The Tudor Rose, depicted to the left and on each of the pages of this website, is the emblem of
the Royal Fuzileers. Derived from a combination of the red rose of York and the white rose of
Lancaster, this emblem was used by the royal Tudor dynasty to symbolize the return to amity
following the Wars of the Roses in the fifteenth century. It was a Royal badge during the reigns
of the Tudor kings, and as such was reproduced on the livery of Royal servants such as the
Yeoman Warders of the Tower of London and soldiers of the British Army.
During the eighteenth and nineteenth centuries, the Tudor Rose appeared as a unique symbol of
the Royal Fuzileers. It was depicted on the Regiment's colours (reproduced on the regimental
colours page), on clothing and equipment, and probably as a cap badge.
The emblem remained in use by the Royal Fuzileers until the Regiment was amalgamated with

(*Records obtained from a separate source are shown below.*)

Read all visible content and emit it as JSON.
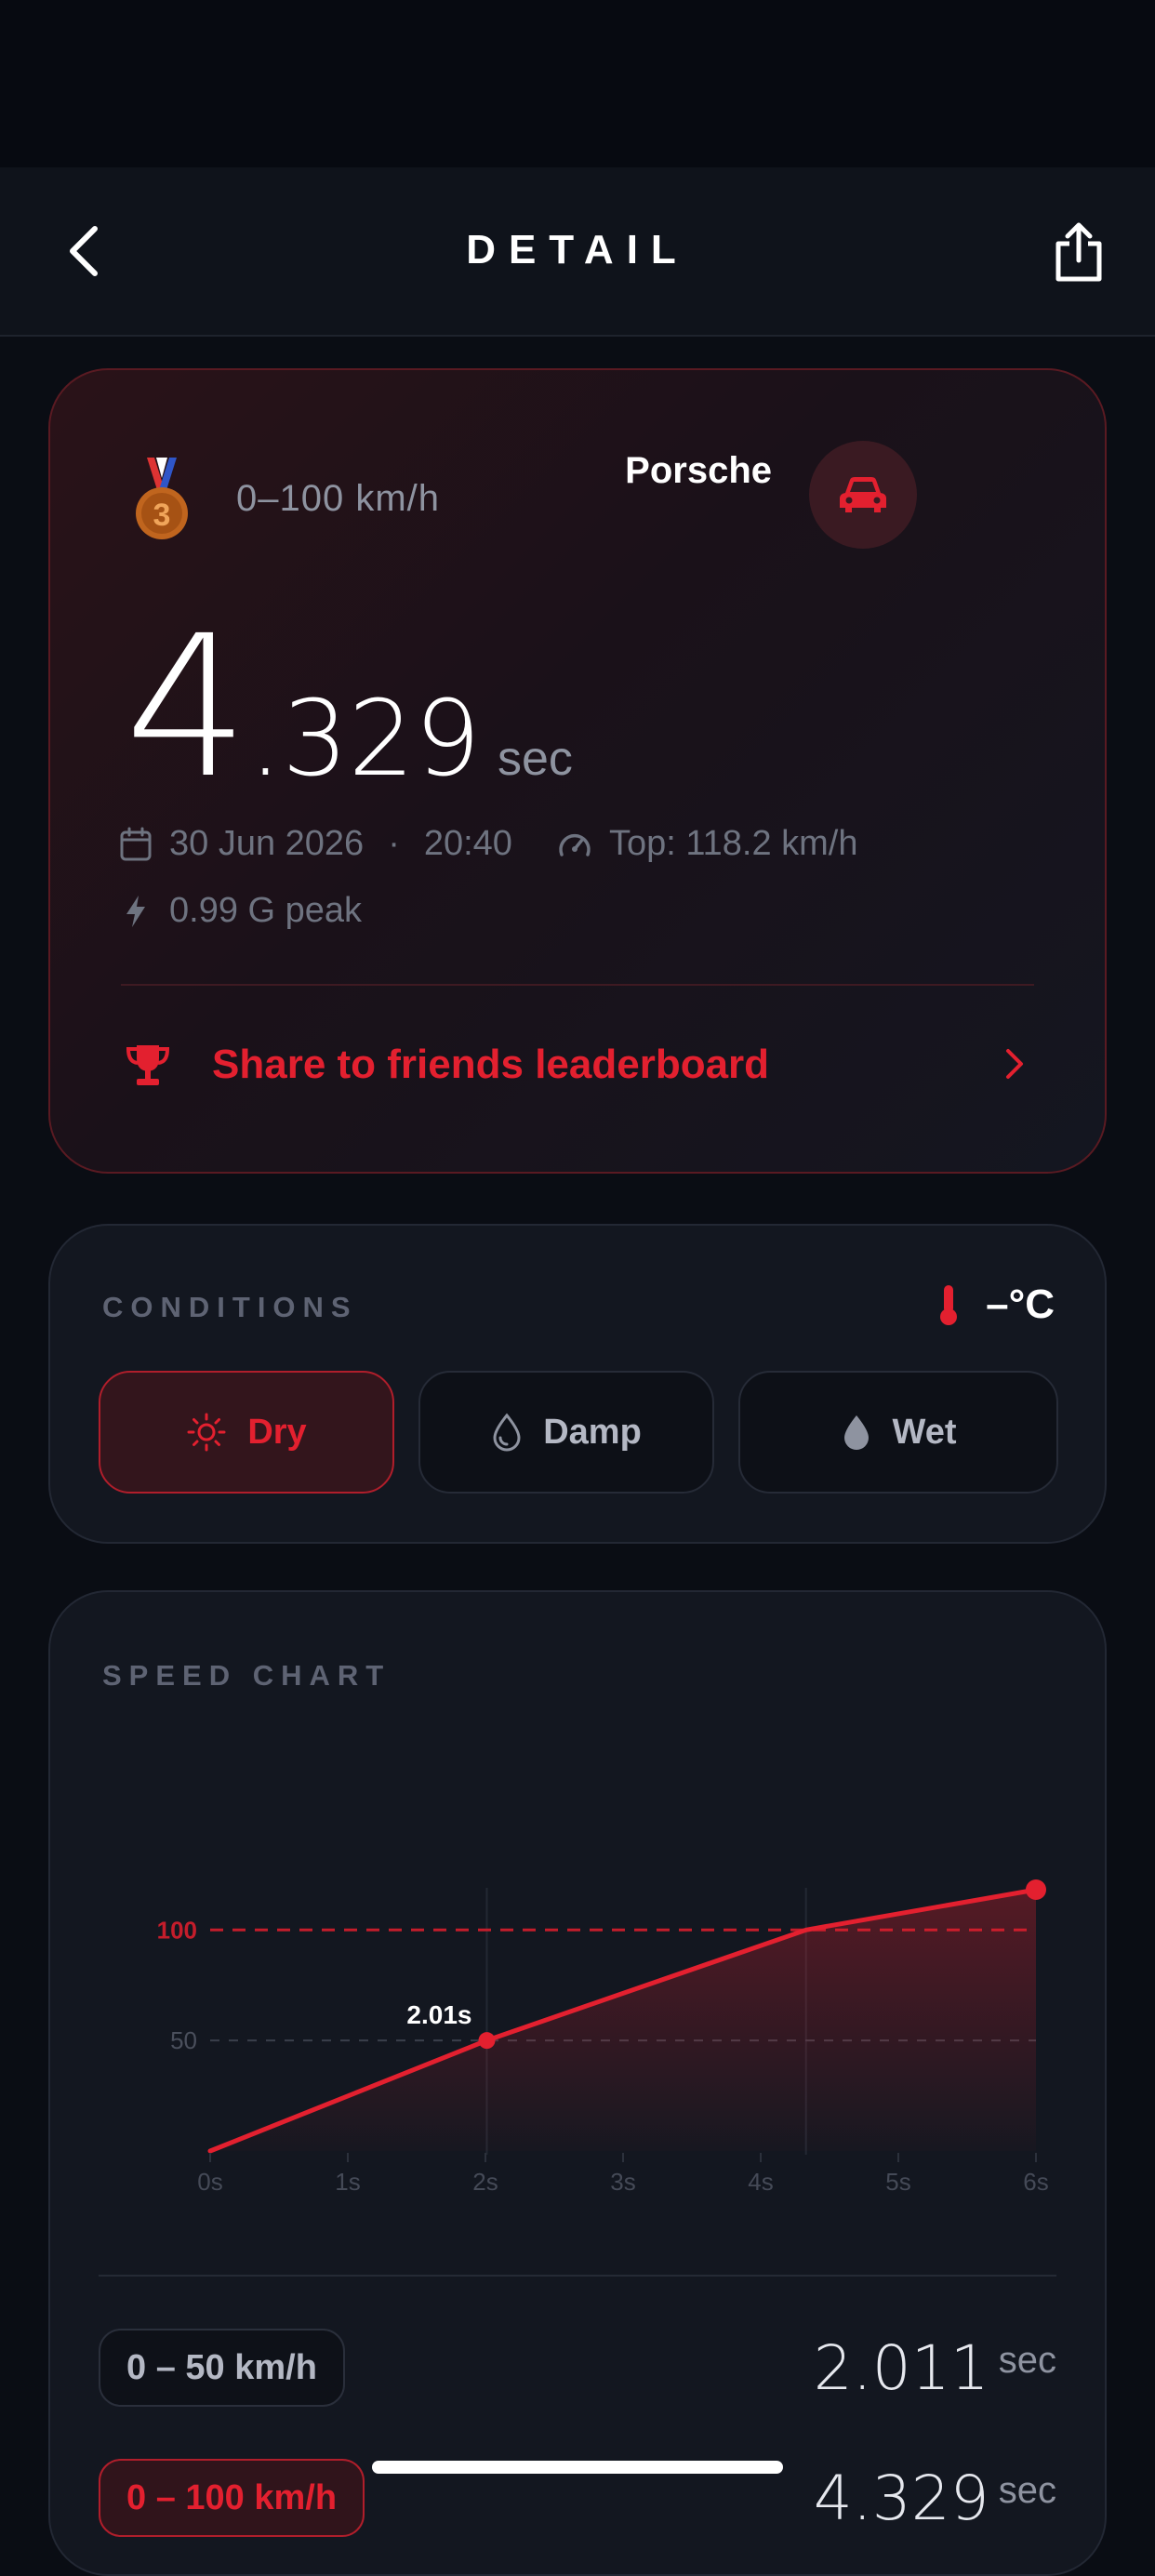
{
  "nav": {
    "title": "DETAIL"
  },
  "hero": {
    "metric_label": "0–100 km/h",
    "car_name": "Porsche",
    "time_integer": "4",
    "time_decimal": ".329",
    "time_unit": "sec",
    "date": "30 Jun 2026",
    "separator": "·",
    "clock": "20:40",
    "top_speed": "Top: 118.2 km/h",
    "g_peak": "0.99 G peak",
    "share_label": "Share to friends leaderboard",
    "medal_rank": "3"
  },
  "conditions": {
    "label": "CONDITIONS",
    "temperature": "–°C",
    "options": [
      {
        "label": "Dry",
        "selected": true
      },
      {
        "label": "Damp",
        "selected": false
      },
      {
        "label": "Wet",
        "selected": false
      }
    ]
  },
  "speed_chart": {
    "label": "SPEED CHART",
    "splits": [
      {
        "range": "0 – 50 km/h",
        "time": "2.011",
        "unit": "sec",
        "active": false
      },
      {
        "range": "0 – 100 km/h",
        "time": "4.329",
        "unit": "sec",
        "active": true
      }
    ]
  },
  "chart_data": {
    "type": "area",
    "x_unit": "s",
    "y_unit": "km/h",
    "x": [
      0,
      2.01,
      4.329,
      6
    ],
    "y": [
      0,
      50,
      100,
      118.2
    ],
    "xlim": [
      0,
      6
    ],
    "ylim": [
      0,
      118.2
    ],
    "xticks": [
      "0s",
      "1s",
      "2s",
      "3s",
      "4s",
      "5s",
      "6s"
    ],
    "reference_lines": [
      {
        "y": 100,
        "label": "100"
      },
      {
        "y": 50,
        "label": "50"
      }
    ],
    "annotations": [
      {
        "x": 2.01,
        "y": 50,
        "text": "2.01s"
      }
    ],
    "colors": {
      "line": "#e3202f",
      "grid": "#262b36"
    }
  },
  "colors": {
    "accent": "#e3202f",
    "background": "#0a0d14",
    "card": "#131720"
  }
}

several other Fusilier regiments in 1968 to form the Royal Regiment of Fusiliers.